__Prompt__. Type out each entry exactly as it appears, but keep every image out.

-----

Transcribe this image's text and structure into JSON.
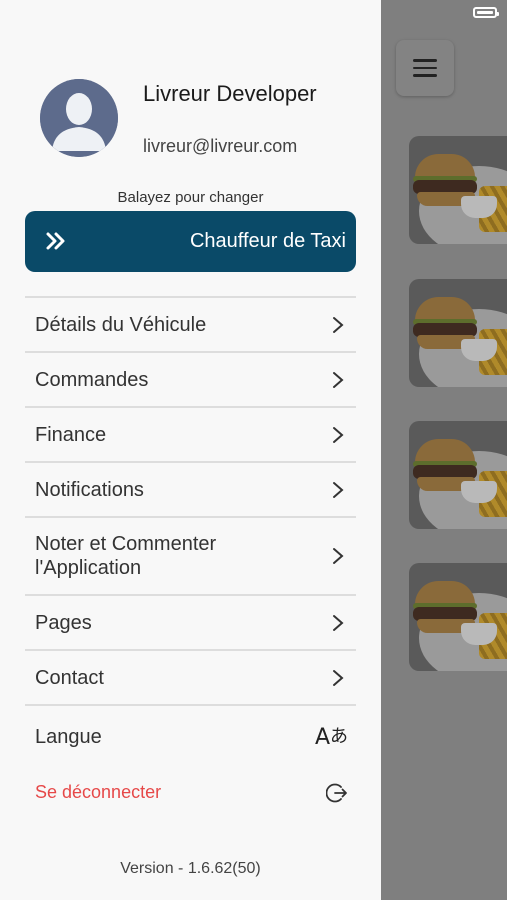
{
  "profile": {
    "name": "Livreur Developer",
    "email": "livreur@livreur.com"
  },
  "swipe": {
    "hint": "Balayez pour changer",
    "label": "Chauffeur de Taxi"
  },
  "menu": {
    "items": [
      {
        "label": "Détails du Véhicule"
      },
      {
        "label": "Commandes"
      },
      {
        "label": "Finance"
      },
      {
        "label": "Notifications"
      },
      {
        "label": "Noter et Commenter l'Application"
      },
      {
        "label": "Pages"
      },
      {
        "label": "Contact"
      }
    ],
    "language_label": "Langue",
    "language_icon": "translate-icon",
    "logout_label": "Se déconnecter",
    "logout_icon": "logout-icon"
  },
  "version": "Version - 1.6.62(50)",
  "colors": {
    "primary": "#0a4a68",
    "logout": "#e64848"
  }
}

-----

__Task result__.
Transcribe this image's text and structure into JSON.
{
  "profile": {
    "name": "Livreur Developer",
    "email": "livreur@livreur.com"
  },
  "swipe": {
    "hint": "Balayez pour changer",
    "label": "Chauffeur de Taxi"
  },
  "menu": {
    "items": [
      {
        "label": "Détails du Véhicule"
      },
      {
        "label": "Commandes"
      },
      {
        "label": "Finance"
      },
      {
        "label": "Notifications"
      },
      {
        "label": "Noter et Commenter l'Application"
      },
      {
        "label": "Pages"
      },
      {
        "label": "Contact"
      }
    ],
    "language_label": "Langue",
    "language_icon": "translate-icon",
    "logout_label": "Se déconnecter",
    "logout_icon": "logout-icon"
  },
  "version": "Version - 1.6.62(50)",
  "colors": {
    "primary": "#0a4a68",
    "logout": "#e64848"
  }
}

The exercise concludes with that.